Directions: Please return the full listing word for word, leaving out any pictures.

(Beginning of Data for this task)

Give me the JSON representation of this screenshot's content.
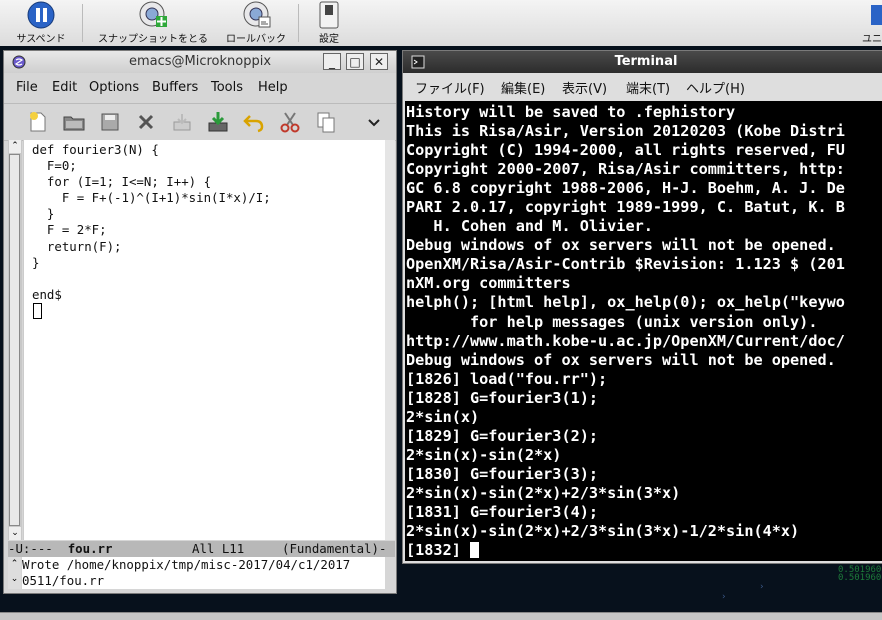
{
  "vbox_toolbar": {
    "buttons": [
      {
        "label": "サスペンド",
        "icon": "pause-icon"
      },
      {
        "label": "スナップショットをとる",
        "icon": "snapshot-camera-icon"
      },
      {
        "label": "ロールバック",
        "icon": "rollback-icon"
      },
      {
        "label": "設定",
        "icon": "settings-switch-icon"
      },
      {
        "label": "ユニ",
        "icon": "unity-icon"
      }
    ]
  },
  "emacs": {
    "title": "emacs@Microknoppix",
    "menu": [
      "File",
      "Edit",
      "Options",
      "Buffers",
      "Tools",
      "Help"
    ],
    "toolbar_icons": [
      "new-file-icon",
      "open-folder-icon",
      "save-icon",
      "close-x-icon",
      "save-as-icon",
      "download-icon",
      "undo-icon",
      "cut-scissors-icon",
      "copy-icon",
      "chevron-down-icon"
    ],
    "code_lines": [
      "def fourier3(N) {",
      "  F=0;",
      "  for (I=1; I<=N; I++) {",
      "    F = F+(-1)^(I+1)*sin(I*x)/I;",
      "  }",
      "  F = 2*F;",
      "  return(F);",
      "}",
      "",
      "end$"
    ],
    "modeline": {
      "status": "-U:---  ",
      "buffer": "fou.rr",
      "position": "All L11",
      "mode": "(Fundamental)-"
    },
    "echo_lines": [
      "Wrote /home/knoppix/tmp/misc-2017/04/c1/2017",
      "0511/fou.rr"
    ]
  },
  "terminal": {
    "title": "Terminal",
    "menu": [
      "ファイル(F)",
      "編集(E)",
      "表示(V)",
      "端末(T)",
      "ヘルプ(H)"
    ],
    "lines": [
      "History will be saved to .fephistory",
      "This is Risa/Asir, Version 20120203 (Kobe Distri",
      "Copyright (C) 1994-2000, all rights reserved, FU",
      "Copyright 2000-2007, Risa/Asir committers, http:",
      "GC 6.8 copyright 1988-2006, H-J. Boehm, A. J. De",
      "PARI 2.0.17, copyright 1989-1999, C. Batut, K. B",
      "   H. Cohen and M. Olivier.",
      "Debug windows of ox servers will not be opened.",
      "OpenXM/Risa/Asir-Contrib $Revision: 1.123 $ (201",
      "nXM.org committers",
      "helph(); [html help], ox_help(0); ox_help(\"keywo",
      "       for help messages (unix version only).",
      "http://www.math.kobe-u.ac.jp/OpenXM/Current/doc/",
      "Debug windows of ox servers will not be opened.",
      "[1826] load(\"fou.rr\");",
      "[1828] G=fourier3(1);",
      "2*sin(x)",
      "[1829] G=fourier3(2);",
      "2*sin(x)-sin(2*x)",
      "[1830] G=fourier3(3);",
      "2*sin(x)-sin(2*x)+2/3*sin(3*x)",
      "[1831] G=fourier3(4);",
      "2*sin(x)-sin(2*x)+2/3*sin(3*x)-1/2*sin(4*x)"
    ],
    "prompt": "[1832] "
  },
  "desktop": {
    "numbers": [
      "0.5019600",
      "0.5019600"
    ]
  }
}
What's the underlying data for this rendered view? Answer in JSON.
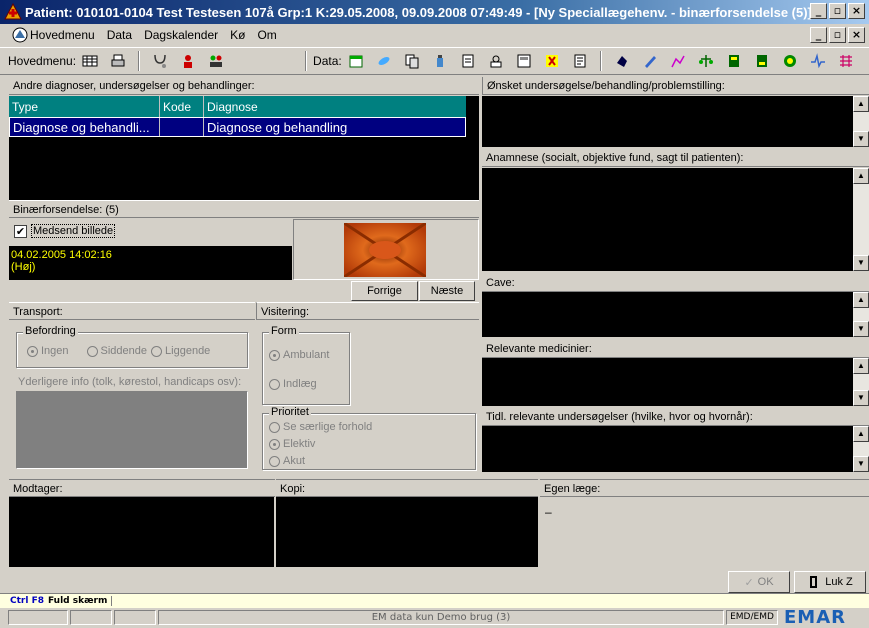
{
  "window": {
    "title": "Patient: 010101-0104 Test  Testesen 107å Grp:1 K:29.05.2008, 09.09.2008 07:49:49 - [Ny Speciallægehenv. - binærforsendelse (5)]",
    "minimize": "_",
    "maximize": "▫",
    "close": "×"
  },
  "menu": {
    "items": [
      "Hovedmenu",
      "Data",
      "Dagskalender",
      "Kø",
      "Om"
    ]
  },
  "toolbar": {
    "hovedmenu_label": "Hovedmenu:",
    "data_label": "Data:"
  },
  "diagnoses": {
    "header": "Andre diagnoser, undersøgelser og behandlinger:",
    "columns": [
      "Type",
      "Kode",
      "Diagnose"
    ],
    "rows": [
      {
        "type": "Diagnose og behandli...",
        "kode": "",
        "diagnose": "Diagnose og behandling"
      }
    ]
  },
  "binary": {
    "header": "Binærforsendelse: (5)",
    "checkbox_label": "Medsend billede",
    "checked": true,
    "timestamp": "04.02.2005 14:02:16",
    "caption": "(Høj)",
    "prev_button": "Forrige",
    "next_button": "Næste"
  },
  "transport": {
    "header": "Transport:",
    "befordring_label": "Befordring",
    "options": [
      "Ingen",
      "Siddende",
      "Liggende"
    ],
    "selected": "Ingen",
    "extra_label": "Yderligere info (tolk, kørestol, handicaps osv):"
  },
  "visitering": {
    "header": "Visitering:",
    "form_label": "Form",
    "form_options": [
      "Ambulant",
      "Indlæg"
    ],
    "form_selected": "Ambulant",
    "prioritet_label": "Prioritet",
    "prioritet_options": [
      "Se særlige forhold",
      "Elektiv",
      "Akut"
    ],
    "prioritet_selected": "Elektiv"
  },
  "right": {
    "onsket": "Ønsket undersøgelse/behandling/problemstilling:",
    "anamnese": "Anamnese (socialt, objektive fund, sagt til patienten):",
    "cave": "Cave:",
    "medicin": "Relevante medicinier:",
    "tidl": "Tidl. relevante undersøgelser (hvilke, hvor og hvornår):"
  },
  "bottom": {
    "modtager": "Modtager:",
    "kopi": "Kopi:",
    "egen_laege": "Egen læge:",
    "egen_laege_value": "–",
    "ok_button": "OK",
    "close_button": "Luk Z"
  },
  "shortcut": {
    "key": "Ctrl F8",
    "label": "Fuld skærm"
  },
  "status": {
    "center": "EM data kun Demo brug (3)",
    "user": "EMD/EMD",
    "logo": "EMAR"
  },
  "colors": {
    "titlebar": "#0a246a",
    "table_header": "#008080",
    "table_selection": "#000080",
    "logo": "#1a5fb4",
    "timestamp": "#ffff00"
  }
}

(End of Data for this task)

Solution for this task:
Give me the JSON representation of this screenshot's content.
{
  "vbox_toolbar": {
    "buttons": [
      {
        "label": "サスペンド",
        "icon": "pause-icon"
      },
      {
        "label": "スナップショットをとる",
        "icon": "snapshot-camera-icon"
      },
      {
        "label": "ロールバック",
        "icon": "rollback-icon"
      },
      {
        "label": "設定",
        "icon": "settings-switch-icon"
      },
      {
        "label": "ユニ",
        "icon": "unity-icon"
      }
    ]
  },
  "emacs": {
    "title": "emacs@Microknoppix",
    "menu": [
      "File",
      "Edit",
      "Options",
      "Buffers",
      "Tools",
      "Help"
    ],
    "toolbar_icons": [
      "new-file-icon",
      "open-folder-icon",
      "save-icon",
      "close-x-icon",
      "save-as-icon",
      "download-icon",
      "undo-icon",
      "cut-scissors-icon",
      "copy-icon",
      "chevron-down-icon"
    ],
    "code_lines": [
      "def fourier3(N) {",
      "  F=0;",
      "  for (I=1; I<=N; I++) {",
      "    F = F+(-1)^(I+1)*sin(I*x)/I;",
      "  }",
      "  F = 2*F;",
      "  return(F);",
      "}",
      "",
      "end$"
    ],
    "modeline": {
      "status": "-U:---  ",
      "buffer": "fou.rr",
      "position": "All L11",
      "mode": "(Fundamental)-"
    },
    "echo_lines": [
      "Wrote /home/knoppix/tmp/misc-2017/04/c1/2017",
      "0511/fou.rr"
    ]
  },
  "terminal": {
    "title": "Terminal",
    "menu": [
      "ファイル(F)",
      "編集(E)",
      "表示(V)",
      "端末(T)",
      "ヘルプ(H)"
    ],
    "lines": [
      "History will be saved to .fephistory",
      "This is Risa/Asir, Version 20120203 (Kobe Distri",
      "Copyright (C) 1994-2000, all rights reserved, FU",
      "Copyright 2000-2007, Risa/Asir committers, http:",
      "GC 6.8 copyright 1988-2006, H-J. Boehm, A. J. De",
      "PARI 2.0.17, copyright 1989-1999, C. Batut, K. B",
      "   H. Cohen and M. Olivier.",
      "Debug windows of ox servers will not be opened.",
      "OpenXM/Risa/Asir-Contrib $Revision: 1.123 $ (201",
      "nXM.org committers",
      "helph(); [html help], ox_help(0); ox_help(\"keywo",
      "       for help messages (unix version only).",
      "http://www.math.kobe-u.ac.jp/OpenXM/Current/doc/",
      "Debug windows of ox servers will not be opened.",
      "[1826] load(\"fou.rr\");",
      "[1828] G=fourier3(1);",
      "2*sin(x)",
      "[1829] G=fourier3(2);",
      "2*sin(x)-sin(2*x)",
      "[1830] G=fourier3(3);",
      "2*sin(x)-sin(2*x)+2/3*sin(3*x)",
      "[1831] G=fourier3(4);",
      "2*sin(x)-sin(2*x)+2/3*sin(3*x)-1/2*sin(4*x)"
    ],
    "prompt": "[1832] "
  },
  "desktop": {
    "numbers": [
      "0.5019600",
      "0.5019600"
    ]
  }
}
What's the underlying data for this rendered view? Answer in JSON.
{
  "window": {
    "title": "Patient: 010101-0104 Test  Testesen 107å Grp:1 K:29.05.2008, 09.09.2008 07:49:49 - [Ny Speciallægehenv. - binærforsendelse (5)]",
    "minimize": "_",
    "maximize": "▫",
    "close": "×"
  },
  "menu": {
    "items": [
      "Hovedmenu",
      "Data",
      "Dagskalender",
      "Kø",
      "Om"
    ]
  },
  "toolbar": {
    "hovedmenu_label": "Hovedmenu:",
    "data_label": "Data:"
  },
  "diagnoses": {
    "header": "Andre diagnoser, undersøgelser og behandlinger:",
    "columns": [
      "Type",
      "Kode",
      "Diagnose"
    ],
    "rows": [
      {
        "type": "Diagnose og behandli...",
        "kode": "",
        "diagnose": "Diagnose og behandling"
      }
    ]
  },
  "binary": {
    "header": "Binærforsendelse: (5)",
    "checkbox_label": "Medsend billede",
    "checked": true,
    "timestamp": "04.02.2005 14:02:16",
    "caption": "(Høj)",
    "prev_button": "Forrige",
    "next_button": "Næste"
  },
  "transport": {
    "header": "Transport:",
    "befordring_label": "Befordring",
    "options": [
      "Ingen",
      "Siddende",
      "Liggende"
    ],
    "selected": "Ingen",
    "extra_label": "Yderligere info (tolk, kørestol, handicaps osv):"
  },
  "visitering": {
    "header": "Visitering:",
    "form_label": "Form",
    "form_options": [
      "Ambulant",
      "Indlæg"
    ],
    "form_selected": "Ambulant",
    "prioritet_label": "Prioritet",
    "prioritet_options": [
      "Se særlige forhold",
      "Elektiv",
      "Akut"
    ],
    "prioritet_selected": "Elektiv"
  },
  "right": {
    "onsket": "Ønsket undersøgelse/behandling/problemstilling:",
    "anamnese": "Anamnese (socialt, objektive fund, sagt til patienten):",
    "cave": "Cave:",
    "medicin": "Relevante medicinier:",
    "tidl": "Tidl. relevante undersøgelser (hvilke, hvor og hvornår):"
  },
  "bottom": {
    "modtager": "Modtager:",
    "kopi": "Kopi:",
    "egen_laege": "Egen læge:",
    "egen_laege_value": "–",
    "ok_button": "OK",
    "close_button": "Luk Z"
  },
  "shortcut": {
    "key": "Ctrl F8",
    "label": "Fuld skærm"
  },
  "status": {
    "center": "EM data kun Demo brug (3)",
    "user": "EMD/EMD",
    "logo": "EMAR"
  },
  "colors": {
    "titlebar": "#0a246a",
    "table_header": "#008080",
    "table_selection": "#000080",
    "logo": "#1a5fb4",
    "timestamp": "#ffff00"
  }
}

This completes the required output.